Over the past two years, drone solutions provider AgEagle acquired the camera and sensor company Micasense, the fixed-wing drone company senseFly, and the drone software firm Measure. According to AgEagle CEO Barrett Mooney, the acquisitions were designed to merge “centers of excellence to produce a better, more refined product across the industry.”
At Commercial UAV Expo 2022, Mooney sat down with Commercial UAV News for a wide-ranging discussion of his company’s recent activities, as well as the current state of the UAV industry. Mooney, who took part in the Expo’s “Drone Visionaries” panel, addressed his company’s business strategy, collaboration and cooperation in the drone industry, and what’s next for the UAV space.
Commercial UAV News: AgEagle has acquired three companies over the past two years. Tell us how those decisions fit into your overall business strategy.
Mooney: We acquired Micasense, the camera and sensor brand, we acquired senseFly, the fixed wing drone company, and we also acquired Measure, which makes ground control software for controlling flights. The key for us was to diversify the company so that we have an opportunity to collaborate as much as possible with the industry as a whole. Most of our sensors get flown on other people's drones, and to be fair, we're really happy about that. Also, our software primarily supports other people's drones, but it also supports ours.
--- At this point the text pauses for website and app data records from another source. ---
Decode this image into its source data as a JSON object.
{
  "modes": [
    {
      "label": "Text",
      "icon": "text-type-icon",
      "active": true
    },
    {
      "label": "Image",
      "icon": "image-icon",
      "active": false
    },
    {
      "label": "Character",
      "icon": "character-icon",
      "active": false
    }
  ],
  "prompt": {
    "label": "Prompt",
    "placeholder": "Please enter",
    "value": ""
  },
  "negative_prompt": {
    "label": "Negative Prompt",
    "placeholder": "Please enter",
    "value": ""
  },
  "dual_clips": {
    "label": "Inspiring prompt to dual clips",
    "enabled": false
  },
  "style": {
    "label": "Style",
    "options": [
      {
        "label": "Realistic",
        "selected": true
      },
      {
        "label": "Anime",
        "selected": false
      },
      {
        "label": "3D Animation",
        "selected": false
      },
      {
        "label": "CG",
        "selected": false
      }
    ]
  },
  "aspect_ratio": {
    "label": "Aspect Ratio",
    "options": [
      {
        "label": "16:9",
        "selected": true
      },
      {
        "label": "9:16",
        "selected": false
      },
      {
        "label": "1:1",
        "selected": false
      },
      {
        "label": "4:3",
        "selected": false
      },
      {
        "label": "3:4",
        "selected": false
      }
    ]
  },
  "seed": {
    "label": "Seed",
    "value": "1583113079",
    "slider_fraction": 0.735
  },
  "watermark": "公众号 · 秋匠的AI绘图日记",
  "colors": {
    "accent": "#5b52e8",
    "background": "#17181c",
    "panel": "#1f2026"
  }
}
So, the purpose of these acquisitions is to build tools that will expand the scope of the industry and the market for UAVs in general. We've kind of taken up that mantle, and our big push at Commercial UAV Expo was to showcase people from our four different companies under the AgEagle banner and show that we're merging this into one company. We want to be very clear that we're not a holding company, and it's not like we're private equity. We own these sub brands because the brand names have cachet that reflects the quality of the products. Overall, AgEagle is merging these centers of excellence to produce a better, more refined product across the industry.
Commercial UAV News: How will this merging of companies help you better serve your customers?
Mooney: We want to make sure that if you buy a drone, that you're going to get a software that allows you to fly that drone and process that imagery or data that's coming off that drone and make use of it. Being diversified like this allows us to have a deeper conversation with a customer. I mean, we collaborate with other companies, and we think that's great because the customer needs options. That works for us because we get to create more opportunity in the industry, and that's what we're really after.
Commercial UAV News: You were part of the “Drone Visionaries: Getting Drones to Work Today” panel at Commercial UAV Expo. Can you talk about some of the major themes that came out of that panel?
Mooney: Finding ways to collaborate was one of the themes of the visionary panel. We talked about breaking down barriers in technology and also about the regulatory issues that we still have in the industry and how addressing these issues can help us move the forward. At the end of the day, we can collaborate to get the customers what they want because that rising tide will raise all boats, and we will then emerge as a much more robust industry.
Commercial UAV News: Collaboration is obviously important, but this is also a competitive industry. How do you reconcile the need to work together with the need to be profitable?
Mooney: I think a lot of our customers consider this to be a “consumer electronics” industry, but, for the most part, we build professional tools. Changing that customer perception is important to everyone in the industry. So, for us, collaboration is necessary because it’s really about “how do we make the pie bigger?” rather than just trying to increase our slice of it.